Product-service relationship is a set of expectations that a company creates to satisfy its customers’ needs and desires.
In the retail environment, total product includes many things, such as:
Product Life Cycle
People’s needs and wants are constantly changing. Products, like people, have a life cycle. For example, computers which were considered state-of-the-art five years ago, may be obsolete today.
Any product or service moves through identifiable and predictable stages from the time it’s first conceived and introduced to the market.
Table 2 outlines the five stages in a product’s life cycle.
Table 2: Five Stages in a Product’s Life Cycle
- Product makes first appearance on the market
- Sales usually low and rise slowly
- If product catches on, may enter period of rapid growth lasting several months or even years
- Very few customers buy the product; those that do, are seen as innovators
- Profits usually non-existent or very low due to high start up costs and low sales volume that doesn’t cover initial expenses
- Product generally priced high to minimize losses
- Advertising and promotion expenses also steep since public must be made aware of product
- Price drops
- Sales rise quickly as product becomes available to larger number o customers
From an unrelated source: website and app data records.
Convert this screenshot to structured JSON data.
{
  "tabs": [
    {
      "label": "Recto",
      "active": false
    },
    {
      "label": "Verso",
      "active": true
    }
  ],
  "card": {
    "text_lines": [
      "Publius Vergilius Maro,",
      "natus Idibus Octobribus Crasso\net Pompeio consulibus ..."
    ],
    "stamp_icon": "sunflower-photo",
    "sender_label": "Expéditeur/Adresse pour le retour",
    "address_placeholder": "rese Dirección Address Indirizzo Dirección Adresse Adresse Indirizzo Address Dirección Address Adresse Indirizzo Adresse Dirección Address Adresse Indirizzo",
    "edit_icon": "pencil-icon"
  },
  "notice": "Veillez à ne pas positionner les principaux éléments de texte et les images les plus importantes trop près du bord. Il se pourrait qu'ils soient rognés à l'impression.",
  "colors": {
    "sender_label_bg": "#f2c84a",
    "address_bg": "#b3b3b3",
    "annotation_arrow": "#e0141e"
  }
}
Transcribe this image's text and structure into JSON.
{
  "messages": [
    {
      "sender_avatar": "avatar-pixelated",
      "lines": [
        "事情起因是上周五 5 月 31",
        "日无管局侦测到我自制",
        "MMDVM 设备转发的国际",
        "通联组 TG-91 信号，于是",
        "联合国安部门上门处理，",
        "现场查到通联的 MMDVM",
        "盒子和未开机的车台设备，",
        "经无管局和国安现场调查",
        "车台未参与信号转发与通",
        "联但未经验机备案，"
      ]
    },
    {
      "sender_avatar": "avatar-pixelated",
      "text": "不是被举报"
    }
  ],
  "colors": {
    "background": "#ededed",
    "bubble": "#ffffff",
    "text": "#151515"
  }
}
- Number of competitors may arrive on scene
- Entry of rival firms, with their promotional efforts, may actually enlarge the market
- Profits often high, as production costs fall due to an increase in sales volume
- Brand preference develops
- Level of market acceptance and sales volume reaches a peak
- Sales revenue may continue to rise but rate of increase falls off, resulting in decline in rate of profit
- Intense competition
- Expenses for promotion become heavy
- Price-cutting may occur
- Customers pressured to be “brand loyal”
- Firms that can’t keep pace, drop out of market or are acquired by other companies
- Large firms begin to dominate industry
- Have to fight to keep share of market
- Product loyalty and brand preference becomes noticeable
- Need to improve product to keep loyalty
- Generally longest stage
- Product already being bought by customers who can or will use it
- Marginal firms have left market
- Promotional strategies concentrate on taking customers away from other firms rather than enlarging market
- Sales decline steadily
- Profits drop
- Number of competitors decrease
- Tough fight to preserve market share
- Promotion costs generally decline
- Must begin to develop new products
- Sales drop to lowest level as everyone either already owns product or has replaced it with a better, cheaper or more attractive one
Click on Worksheet 4.2 (Word Document) to develop your product description and strategy.